1 / 5 (1) Oct 21, 2010
POM joins glucosamine, chondroitin and snake-oil.
getgoa
1 / 5 (1) Oct 21, 2010
I have seen the commercials for POM pomegranate.

I don't understand the jump in thought here:

"If they say in their ads, 'backed by science,' they are making a medical claim," he said.

If you have gone to college it is Letters and Sciences?

I don't see medicine listed in the M's of the section of Letters and Sciences and from my understanding is a different schooling of thought than commercial advertising. http://www.ls.wis...ters.htm

Royale
not rated yet Oct 21, 2010
hey.. snake oil is a good product.. and its salesmen are top notch.. heh..
I think people dumb enough to believe unsubstantiated claims from a manufacturer, should be doomed to buy it.. shout out to Fiji water though, (although it's highly un-eco-friendly to ship water by boat from Fiji to the US, it's really nice to see a water that's actually more on the basic side than the acidic. Sure it could be only a product of the dissolved carbonates, but if that's the case other companies here should just add a pinch of Tums to our bottled water. Then they could price Fiji water right out of the game.
getgoa
1 / 5 (1) Oct 21, 2010
Royale reminded me of the Popular Science water claims found in the October 2007 edition.
The advertisement was for a Medical Discovery-- home water machine(p.113) and the contrary was advertised also on P.115 advertising "Kitchen appliance--- Gurantees pure water is a hoax!!!"

Both are science.
FTC Scale:
this claim in the article is trying to convince me my television is more nutritious than POM.

POM scale:
POM is advertising saying this product is healthier than eating your television.

Laughter is basic to everyone it is science fact. http://www.physor...040.html

People are comparing laughter to laughter and putting it on a scale--- what makes you laugh more is the basis of this claim.

I would like to add a bit more to this in that television advertising is trying to continue the programming meaning who wants to watch an add about dogs being abused after the stanley cup has been won? people want to watch the team celebrate and feel as if they are participating.
VOR
not rated yet Oct 31, 2010
hey.. snake oil is a good product.. and its salesmen are top notch.. heh..
I think people dumb enough to believe unsubstantiated claims from
a manufacturer, should be doomed to buy it.. .


Royale if you are serious you are promoting deception and social disfunction, nothing less.
There are real consequences for this.
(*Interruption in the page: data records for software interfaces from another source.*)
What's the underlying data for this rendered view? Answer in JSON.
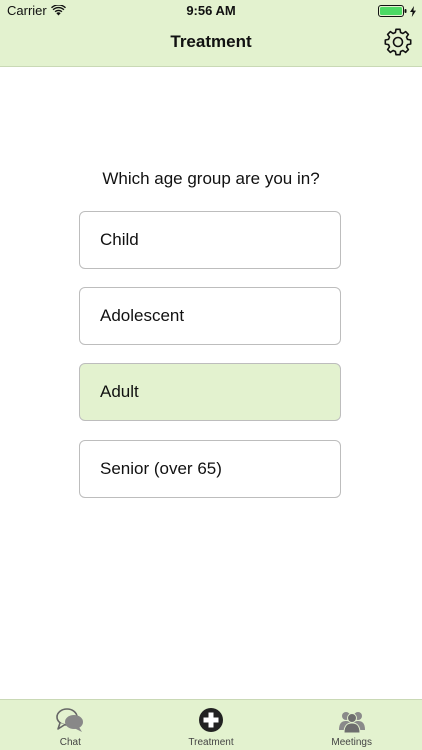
{
  "status_bar": {
    "carrier": "Carrier",
    "time": "9:56 AM"
  },
  "nav": {
    "title": "Treatment",
    "settings_icon": "gear-icon"
  },
  "question": "Which age group are you in?",
  "options": [
    {
      "label": "Child",
      "selected": false
    },
    {
      "label": "Adolescent",
      "selected": false
    },
    {
      "label": "Adult",
      "selected": true
    },
    {
      "label": "Senior (over 65)",
      "selected": false
    }
  ],
  "tab_bar": {
    "tabs": [
      {
        "label": "Chat",
        "icon": "chat-icon"
      },
      {
        "label": "Treatment",
        "icon": "plus-circle-icon",
        "active": true
      },
      {
        "label": "Meetings",
        "icon": "people-icon"
      }
    ]
  },
  "colors": {
    "header_bg": "#e3f2cf",
    "selected_bg": "#e3f2cf",
    "battery": "#4cd964"
  }
}
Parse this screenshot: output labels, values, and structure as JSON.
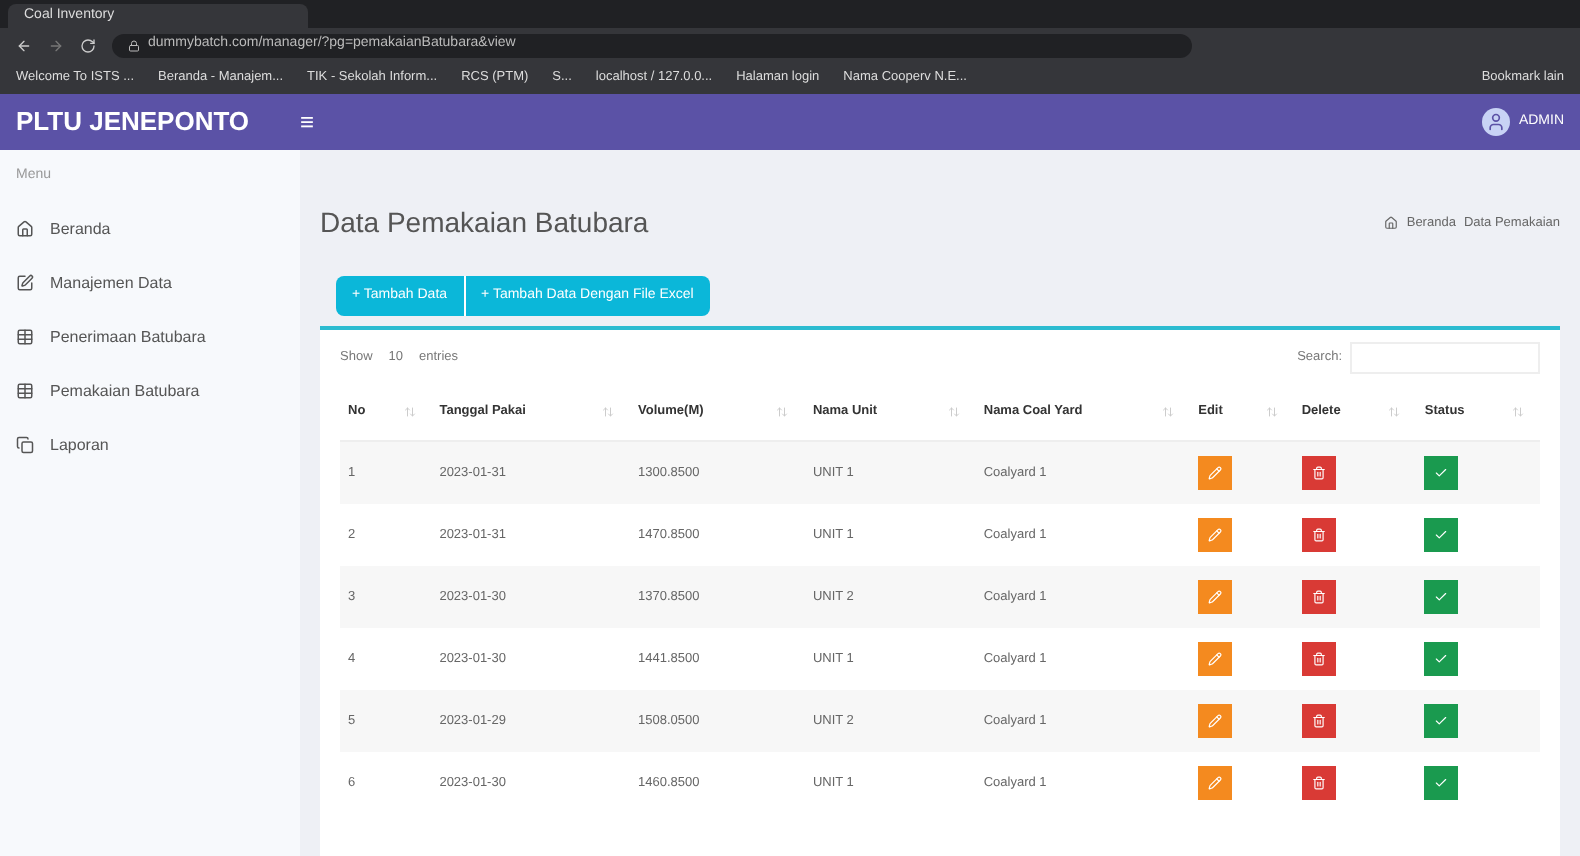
{
  "browser": {
    "tab_title": "Coal Inventory",
    "url": "dummybatch.com/manager/?pg=pemakaianBatubara&view",
    "bookmarks": [
      "Welcome To ISTS ...",
      "Beranda - Manajem...",
      "TIK - Sekolah Inform...",
      "RCS (PTM)",
      "S...",
      "localhost / 127.0.0...",
      "Halaman login",
      "Nama Cooperv N.E..."
    ],
    "other_bookmarks": "Bookmark lain"
  },
  "header": {
    "brand": "PLTU JENEPONTO",
    "menu_icon": "≡",
    "user": "ADMIN"
  },
  "sidebar": {
    "section": "Menu",
    "items": [
      {
        "label": "Beranda"
      },
      {
        "label": "Manajemen Data"
      },
      {
        "label": "Penerimaan Batubara"
      },
      {
        "label": "Pemakaian Batubara"
      },
      {
        "label": "Laporan"
      }
    ]
  },
  "page": {
    "title": "Data Pemakaian Batubara",
    "breadcrumb": [
      "Beranda",
      "Data Pemakaian"
    ],
    "buttons": [
      "+ Tambah Data",
      "+ Tambah Data Dengan File Excel"
    ]
  },
  "table": {
    "show_label": "Show",
    "page_size": "10",
    "entries_label": "entries",
    "search_label": "Search:",
    "columns": [
      "No",
      "Tanggal Pakai",
      "Volume(M)",
      "Nama Unit",
      "Nama Coal Yard",
      "Edit",
      "Delete",
      "Status"
    ],
    "rows": [
      {
        "no": "1",
        "date": "2023-01-31",
        "volume": "1300.8500",
        "unit": "UNIT 1",
        "yard": "Coalyard 1"
      },
      {
        "no": "2",
        "date": "2023-01-31",
        "volume": "1470.8500",
        "unit": "UNIT 1",
        "yard": "Coalyard 1"
      },
      {
        "no": "3",
        "date": "2023-01-30",
        "volume": "1370.8500",
        "unit": "UNIT 2",
        "yard": "Coalyard 1"
      },
      {
        "no": "4",
        "date": "2023-01-30",
        "volume": "1441.8500",
        "unit": "UNIT 1",
        "yard": "Coalyard 1"
      },
      {
        "no": "5",
        "date": "2023-01-29",
        "volume": "1508.0500",
        "unit": "UNIT 2",
        "yard": "Coalyard 1"
      },
      {
        "no": "6",
        "date": "2023-01-30",
        "volume": "1460.8500",
        "unit": "UNIT 1",
        "yard": "Coalyard 1"
      }
    ]
  }
}
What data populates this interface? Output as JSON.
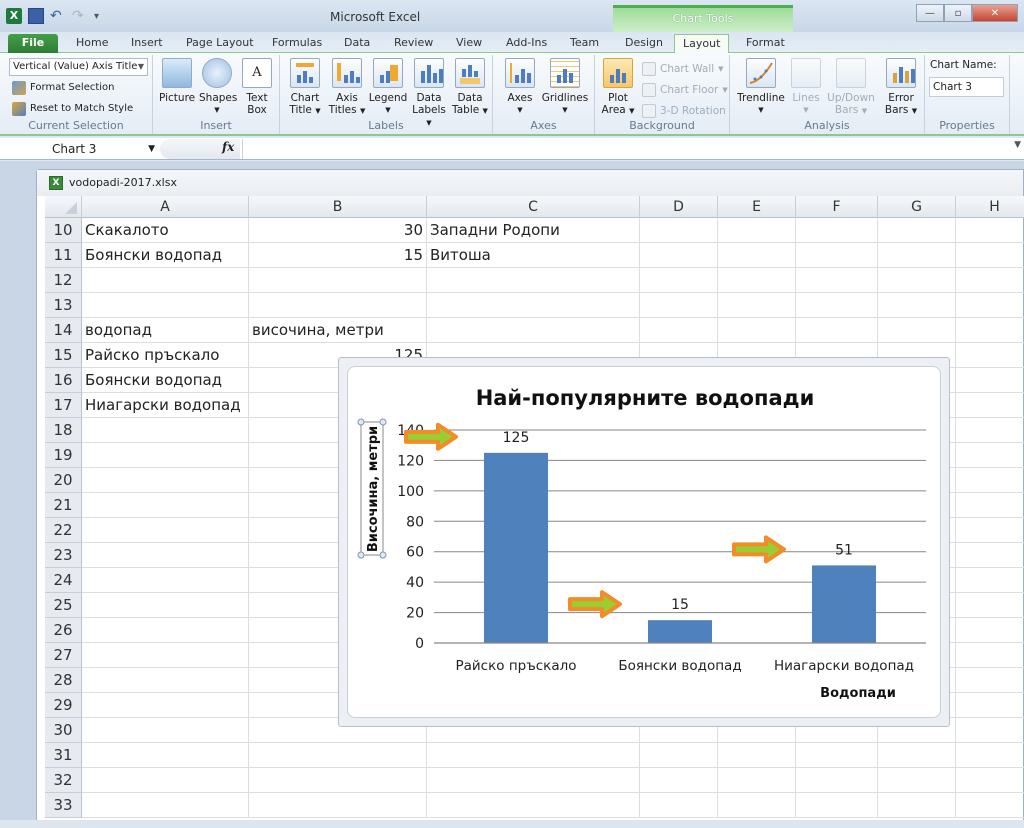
{
  "titlebar": {
    "app_title": "Microsoft Excel",
    "context_group": "Chart Tools",
    "qat": {
      "save": "save-icon",
      "undo": "undo-icon",
      "redo": "redo-icon"
    },
    "window_controls": {
      "minimize": "—",
      "maximize": "▫",
      "close": "✕"
    }
  },
  "tabs": [
    {
      "label": "File"
    },
    {
      "label": "Home"
    },
    {
      "label": "Insert"
    },
    {
      "label": "Page Layout"
    },
    {
      "label": "Formulas"
    },
    {
      "label": "Data"
    },
    {
      "label": "Review"
    },
    {
      "label": "View"
    },
    {
      "label": "Add-Ins"
    },
    {
      "label": "Team"
    },
    {
      "label": "Design"
    },
    {
      "label": "Layout",
      "active": true
    },
    {
      "label": "Format"
    }
  ],
  "ribbon": {
    "current_selection": {
      "dropdown_value": "Vertical (Value) Axis Title",
      "format_selection": "Format Selection",
      "reset": "Reset to Match Style",
      "group_label": "Current Selection"
    },
    "insert": {
      "picture": "Picture",
      "shapes": "Shapes",
      "text_box_1": "Text",
      "text_box_2": "Box",
      "group_label": "Insert"
    },
    "labels": {
      "chart_title_1": "Chart",
      "chart_title_2": "Title",
      "axis_titles_1": "Axis",
      "axis_titles_2": "Titles",
      "legend": "Legend",
      "data_labels_1": "Data",
      "data_labels_2": "Labels",
      "data_table_1": "Data",
      "data_table_2": "Table",
      "group_label": "Labels"
    },
    "axes": {
      "axes": "Axes",
      "gridlines": "Gridlines",
      "group_label": "Axes"
    },
    "background": {
      "plot_area_1": "Plot",
      "plot_area_2": "Area",
      "chart_wall": "Chart Wall",
      "chart_floor": "Chart Floor",
      "rotation": "3-D Rotation",
      "group_label": "Background"
    },
    "analysis": {
      "trendline": "Trendline",
      "lines": "Lines",
      "updown_1": "Up/Down",
      "updown_2": "Bars",
      "error_1": "Error",
      "error_2": "Bars",
      "group_label": "Analysis"
    },
    "properties": {
      "chart_name_label": "Chart Name:",
      "chart_name_value": "Chart 3",
      "group_label": "Properties"
    }
  },
  "formula_bar": {
    "name_box": "Chart 3",
    "fx": "fx",
    "formula": ""
  },
  "workbook": {
    "filename": "vodopadi-2017.xlsx",
    "columns": [
      "A",
      "B",
      "C",
      "D",
      "E",
      "F",
      "G",
      "H"
    ],
    "rows": [
      {
        "num": "10",
        "A": "Скакалото",
        "B": "30",
        "C": "Западни Родопи"
      },
      {
        "num": "11",
        "A": "Боянски водопад",
        "B": "15",
        "C": "Витоша"
      },
      {
        "num": "12",
        "A": "",
        "B": "",
        "C": ""
      },
      {
        "num": "13",
        "A": "",
        "B": "",
        "C": ""
      },
      {
        "num": "14",
        "A": "водопад",
        "B": "височина, метри",
        "C": ""
      },
      {
        "num": "15",
        "A": "Райско пръскало",
        "B": "125",
        "C": ""
      },
      {
        "num": "16",
        "A": "Боянски водопад",
        "B": "",
        "C": ""
      },
      {
        "num": "17",
        "A": "Ниагарски водопад",
        "B": "",
        "C": ""
      },
      {
        "num": "18",
        "A": "",
        "B": "",
        "C": ""
      },
      {
        "num": "19",
        "A": "",
        "B": "",
        "C": ""
      },
      {
        "num": "20",
        "A": "",
        "B": "",
        "C": ""
      },
      {
        "num": "21",
        "A": "",
        "B": "",
        "C": ""
      },
      {
        "num": "22",
        "A": "",
        "B": "",
        "C": ""
      },
      {
        "num": "23",
        "A": "",
        "B": "",
        "C": ""
      },
      {
        "num": "24",
        "A": "",
        "B": "",
        "C": ""
      },
      {
        "num": "25",
        "A": "",
        "B": "",
        "C": ""
      },
      {
        "num": "26",
        "A": "",
        "B": "",
        "C": ""
      },
      {
        "num": "27",
        "A": "",
        "B": "",
        "C": ""
      },
      {
        "num": "28",
        "A": "",
        "B": "",
        "C": ""
      },
      {
        "num": "29",
        "A": "",
        "B": "",
        "C": ""
      },
      {
        "num": "30",
        "A": "",
        "B": "",
        "C": ""
      },
      {
        "num": "31",
        "A": "",
        "B": "",
        "C": ""
      },
      {
        "num": "32",
        "A": "",
        "B": "",
        "C": ""
      },
      {
        "num": "33",
        "A": "",
        "B": "",
        "C": ""
      }
    ]
  },
  "colors": {
    "bar": "#4f81bd",
    "arrow_fill": "#9acd32",
    "arrow_stroke": "#f28c28",
    "gridline": "#868686",
    "file_tab": "#2e7d32"
  },
  "chart_data": {
    "type": "bar",
    "title": "Най-популярните водопади",
    "xlabel": "Водопади",
    "ylabel": "Височина,  метри",
    "categories": [
      "Райско пръскало",
      "Боянски водопад",
      "Ниагарски водопад"
    ],
    "values": [
      125,
      15,
      51
    ],
    "data_labels": [
      "125",
      "15",
      "51"
    ],
    "ylim": [
      0,
      140
    ],
    "yticks": [
      0,
      20,
      40,
      60,
      80,
      100,
      120,
      140
    ],
    "grid": true,
    "legend": "none",
    "annotations": [
      "arrow pointing to label 125",
      "arrow pointing to label 15",
      "arrow pointing to label 51"
    ]
  }
}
Its not a joke. It's never cool or a good thing to take advantage of someone's current state of awareness on an issue. The predetorial aspect of capitalism is one of its downsides.